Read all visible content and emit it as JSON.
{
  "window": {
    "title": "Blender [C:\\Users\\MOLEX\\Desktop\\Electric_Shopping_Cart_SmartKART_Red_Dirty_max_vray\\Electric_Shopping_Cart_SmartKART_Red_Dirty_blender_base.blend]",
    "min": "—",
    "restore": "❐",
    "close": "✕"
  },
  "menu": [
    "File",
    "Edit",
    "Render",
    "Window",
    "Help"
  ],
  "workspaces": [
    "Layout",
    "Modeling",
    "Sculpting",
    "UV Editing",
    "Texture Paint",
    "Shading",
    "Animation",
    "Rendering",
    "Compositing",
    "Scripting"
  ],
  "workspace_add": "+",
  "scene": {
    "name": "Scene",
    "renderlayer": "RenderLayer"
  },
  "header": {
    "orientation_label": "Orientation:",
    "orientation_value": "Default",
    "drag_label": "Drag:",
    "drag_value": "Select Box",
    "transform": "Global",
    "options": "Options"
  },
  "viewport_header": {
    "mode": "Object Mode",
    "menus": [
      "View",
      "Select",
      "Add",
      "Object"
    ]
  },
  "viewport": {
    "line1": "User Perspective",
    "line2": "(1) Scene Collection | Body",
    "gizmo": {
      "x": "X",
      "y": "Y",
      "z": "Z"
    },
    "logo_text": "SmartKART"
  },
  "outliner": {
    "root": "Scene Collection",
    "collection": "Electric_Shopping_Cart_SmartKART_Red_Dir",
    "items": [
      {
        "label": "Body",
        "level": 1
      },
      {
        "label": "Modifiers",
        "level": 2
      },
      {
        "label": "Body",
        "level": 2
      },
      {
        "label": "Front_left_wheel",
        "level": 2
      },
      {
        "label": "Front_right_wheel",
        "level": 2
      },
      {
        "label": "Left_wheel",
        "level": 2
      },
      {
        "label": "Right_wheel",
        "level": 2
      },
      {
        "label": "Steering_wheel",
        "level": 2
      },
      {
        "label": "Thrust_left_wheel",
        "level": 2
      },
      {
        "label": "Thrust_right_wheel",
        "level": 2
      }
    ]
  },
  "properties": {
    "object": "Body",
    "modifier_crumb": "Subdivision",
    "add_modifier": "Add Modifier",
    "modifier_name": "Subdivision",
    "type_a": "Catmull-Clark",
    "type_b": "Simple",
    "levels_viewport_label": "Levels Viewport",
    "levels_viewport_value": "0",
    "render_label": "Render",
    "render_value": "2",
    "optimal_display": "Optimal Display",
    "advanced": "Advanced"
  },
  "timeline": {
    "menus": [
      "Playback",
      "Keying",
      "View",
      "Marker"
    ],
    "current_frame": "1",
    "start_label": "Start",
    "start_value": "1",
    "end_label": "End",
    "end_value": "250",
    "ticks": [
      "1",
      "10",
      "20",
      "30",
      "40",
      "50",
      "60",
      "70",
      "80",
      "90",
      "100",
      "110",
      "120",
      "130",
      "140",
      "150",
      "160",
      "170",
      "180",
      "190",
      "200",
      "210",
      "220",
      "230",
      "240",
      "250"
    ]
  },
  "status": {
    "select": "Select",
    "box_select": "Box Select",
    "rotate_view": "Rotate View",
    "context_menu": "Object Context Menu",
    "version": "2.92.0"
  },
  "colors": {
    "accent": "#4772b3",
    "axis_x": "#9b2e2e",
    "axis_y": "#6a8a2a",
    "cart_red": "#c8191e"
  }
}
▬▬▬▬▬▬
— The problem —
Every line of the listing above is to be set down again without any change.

— Answer section —
Read all visible content and emit it as JSON.
{
  "window": {
    "title": "Blender [C:\\Users\\MOLEX\\Desktop\\Electric_Shopping_Cart_SmartKART_Red_Dirty_max_vray\\Electric_Shopping_Cart_SmartKART_Red_Dirty_blender_base.blend]",
    "min": "—",
    "restore": "❐",
    "close": "✕"
  },
  "menu": [
    "File",
    "Edit",
    "Render",
    "Window",
    "Help"
  ],
  "workspaces": [
    "Layout",
    "Modeling",
    "Sculpting",
    "UV Editing",
    "Texture Paint",
    "Shading",
    "Animation",
    "Rendering",
    "Compositing",
    "Scripting"
  ],
  "workspace_add": "+",
  "scene": {
    "name": "Scene",
    "renderlayer": "RenderLayer"
  },
  "header": {
    "orientation_label": "Orientation:",
    "orientation_value": "Default",
    "drag_label": "Drag:",
    "drag_value": "Select Box",
    "transform": "Global",
    "options": "Options"
  },
  "viewport_header": {
    "mode": "Object Mode",
    "menus": [
      "View",
      "Select",
      "Add",
      "Object"
    ]
  },
  "viewport": {
    "line1": "User Perspective",
    "line2": "(1) Scene Collection | Body",
    "gizmo": {
      "x": "X",
      "y": "Y",
      "z": "Z"
    },
    "logo_text": "SmartKART"
  },
  "outliner": {
    "root": "Scene Collection",
    "collection": "Electric_Shopping_Cart_SmartKART_Red_Dir",
    "items": [
      {
        "label": "Body",
        "level": 1
      },
      {
        "label": "Modifiers",
        "level": 2
      },
      {
        "label": "Body",
        "level": 2
      },
      {
        "label": "Front_left_wheel",
        "level": 2
      },
      {
        "label": "Front_right_wheel",
        "level": 2
      },
      {
        "label": "Left_wheel",
        "level": 2
      },
      {
        "label": "Right_wheel",
        "level": 2
      },
      {
        "label": "Steering_wheel",
        "level": 2
      },
      {
        "label": "Thrust_left_wheel",
        "level": 2
      },
      {
        "label": "Thrust_right_wheel",
        "level": 2
      }
    ]
  },
  "properties": {
    "object": "Body",
    "modifier_crumb": "Subdivision",
    "add_modifier": "Add Modifier",
    "modifier_name": "Subdivision",
    "type_a": "Catmull-Clark",
    "type_b": "Simple",
    "levels_viewport_label": "Levels Viewport",
    "levels_viewport_value": "0",
    "render_label": "Render",
    "render_value": "2",
    "optimal_display": "Optimal Display",
    "advanced": "Advanced"
  },
  "timeline": {
    "menus": [
      "Playback",
      "Keying",
      "View",
      "Marker"
    ],
    "current_frame": "1",
    "start_label": "Start",
    "start_value": "1",
    "end_label": "End",
    "end_value": "250",
    "ticks": [
      "1",
      "10",
      "20",
      "30",
      "40",
      "50",
      "60",
      "70",
      "80",
      "90",
      "100",
      "110",
      "120",
      "130",
      "140",
      "150",
      "160",
      "170",
      "180",
      "190",
      "200",
      "210",
      "220",
      "230",
      "240",
      "250"
    ]
  },
  "status": {
    "select": "Select",
    "box_select": "Box Select",
    "rotate_view": "Rotate View",
    "context_menu": "Object Context Menu",
    "version": "2.92.0"
  },
  "colors": {
    "accent": "#4772b3",
    "axis_x": "#9b2e2e",
    "axis_y": "#6a8a2a",
    "cart_red": "#c8191e"
  }
}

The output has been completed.